    The standard "peanut butter" is a creamed mixture of peanuts, oil and honey. It is specifically produced for children. I make my own because I don't like the sweet, creamy texture/flavor. But others are reporting finding imported American brands at a price.

    You can definitely find a great fridge with a good freezer - but they are expensive. You can also get a small freezer (like the size of a dishwasher) that does the trick. Check out this retail chain that is everywhere

  15. Jim you are making me look bad with the whole making your own peanut butter thing! Daniel is now going to request I ground up my own nuts instead of spend the R$13 for some skippy ;)

  16. Thanks for all the additional comments. I've just loaded up at Target on a bunch of stuff! How I'm going to miss that place. Badly. Anyway...a few other questions came to mind as I roamed the aisles...should I stock up on:

    --Brita filters? (or is the tap water ok to drink)

    --Bug spray? (safe for kids, like no DEET?)...btw, what is the bug situation in Rio?

    --Sunscreen? (again, for kids)

    And here are some other random newcomer thoughts:

    --Is a safe or residential alarm advised? What about safe deposit boxes?

    --Are there highchairs in restaurants?

    --How's the public transportation, especially if tooling around with a toddler?

    --Is it safe to wear a simple wedding band? (I've read a lot about not wearing jewelry, etc.)

    --Are windows in apartments generally double-paned (to reduce noise)?

    --Smoking regulations in public places?

    Thanks in advance for any feedback!

  17. There are now smoking regulations. No smoking inside public places.

    Windows are generally not double-paned, sadly. You have to do that yourself. It's an expensive upgrade.

    We go old school with public transport. I never even try carseats in cabs anymore. Too hard. It's sad but true. If you have your own car, that's a different story. We'll see what happens come September when they'll be passing new car seat laws!

    I wear a simpe wedding band and have had no problems. No super bling and you should be ok

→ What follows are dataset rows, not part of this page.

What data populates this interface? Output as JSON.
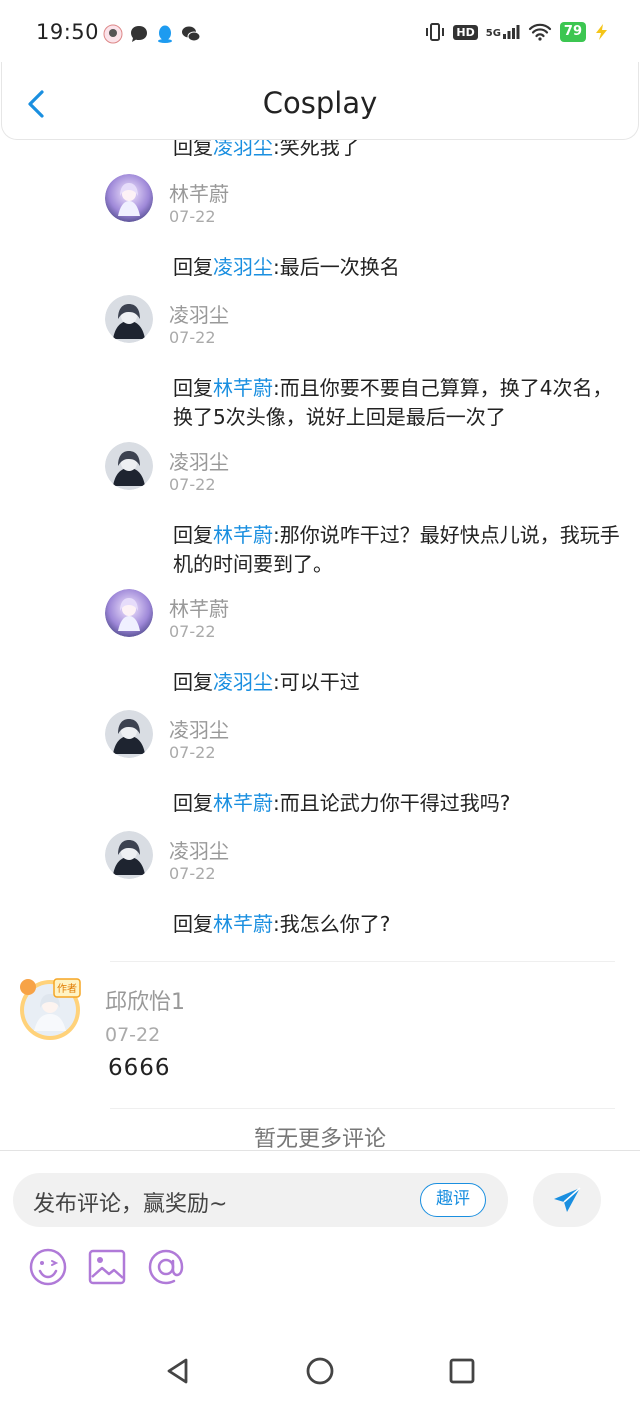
{
  "status_bar": {
    "time": "19:50",
    "network": "5G",
    "battery": "79"
  },
  "header": {
    "title": "Cosplay"
  },
  "replies": [
    {
      "type": "text",
      "prefix": "回复",
      "mention": "凌羽尘",
      "text": ":笑死我了"
    },
    {
      "type": "user",
      "name": "林芊蔚",
      "date": "07-22",
      "avatar": "purple"
    },
    {
      "type": "text",
      "prefix": "回复",
      "mention": "凌羽尘",
      "text": ":最后一次换名"
    },
    {
      "type": "user",
      "name": "凌羽尘",
      "date": "07-22",
      "avatar": "dark"
    },
    {
      "type": "text",
      "prefix": "回复",
      "mention": "林芊蔚",
      "text": ":而且你要不要自己算算，换了4次名，换了5次头像，说好上回是最后一次了"
    },
    {
      "type": "user",
      "name": "凌羽尘",
      "date": "07-22",
      "avatar": "dark"
    },
    {
      "type": "text",
      "prefix": "回复",
      "mention": "林芊蔚",
      "text": ":那你说咋干过？最好快点儿说，我玩手机的时间要到了。"
    },
    {
      "type": "user",
      "name": "林芊蔚",
      "date": "07-22",
      "avatar": "purple"
    },
    {
      "type": "text",
      "prefix": "回复",
      "mention": "凌羽尘",
      "text": ":可以干过"
    },
    {
      "type": "user",
      "name": "凌羽尘",
      "date": "07-22",
      "avatar": "dark"
    },
    {
      "type": "text",
      "prefix": "回复",
      "mention": "林芊蔚",
      "text": ":而且论武力你干得过我吗?"
    },
    {
      "type": "user",
      "name": "凌羽尘",
      "date": "07-22",
      "avatar": "dark"
    },
    {
      "type": "text",
      "prefix": "回复",
      "mention": "林芊蔚",
      "text": ":我怎么你了?"
    }
  ],
  "author_comment": {
    "badge": "作者",
    "name": "邱欣怡1",
    "date": "07-22",
    "text": "6666"
  },
  "footer_note": "暂无更多评论",
  "input": {
    "placeholder": "发布评论，赢奖励~",
    "fun_button": "趣评"
  },
  "colors": {
    "mention": "#1a8fe0",
    "accent": "#1a8fe0",
    "tool_icons": "#b07ad8",
    "battery": "#3cc651"
  },
  "icons": [
    "back-icon",
    "send-icon",
    "emoji-icon",
    "image-icon",
    "at-icon",
    "nav-back-icon",
    "nav-home-icon",
    "nav-recents-icon"
  ]
}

    Depends on the restaurant. I bought a portable booster seat and bring that when I'm in doubt

    I feel safe in my building. No alarm but we have a 24 hr doorman.

    I bring sunscreen from home and when I run out I use the Nivea baby sunscreen here. It's good too but the consistancy is really thick... I guess that's a good thing.

    They have good kids bug spray here. THey even have the non toxic johnson and johnson baby mosquito solution to rub on their skin. In the city is generally mellow outside of the season. It's outside the city and in the forests where you'll get attacked by bugs.

    I'd buy a filter here. I have one that works great. Or bring your brita and bring extra filters.

  18. Hi there,
    My husband has applied for a job in Rio and we might be moving next will take me that long to get used to the idea of leaving Texas and I am so happy to have seen this blog and I am keeping a tab of things I must bring...I have a 2 kids..7 and 5...what school seems the one that most use...of course, I will visit both..both American or British? Do most expats live in Barra?

  19. Hi Texas,

    There are expats in Barra but I would have to say that the majority live in Ipanema/Leblon.

    The American school isn't bad. If you live over in the Leblon/barra area, it's a better choice than the British school (which is across town). I think that the British school is a stricter. Ok, far stricter in many ways than the American school. But see them both and see what you think.

    Are you excited at the prospect of living in Rio?

  20. I am scared to death to be honest....thanks for asking...just finding out where most expats live and little tidbits is so huge!
    I think I am scared because it is such a major husband is Costa Rican and have been to Costa Rica..but to move to another country and then the language barrier...What is the major differences between Barra and Ipanema..what is the average cost of an condo/apt? If I move there, I would love to meet you.

  21. Barra is far from Ipanema. In Ipanema you can walk places and in Barra there's a lot more driving. Barra has cheaper apartments and ipanema and Leblon have the most $$$. There are other great neighborhoods but it depends on what you are looking for. Why don't you send me an email at racheljapi(at)gmail(dot)com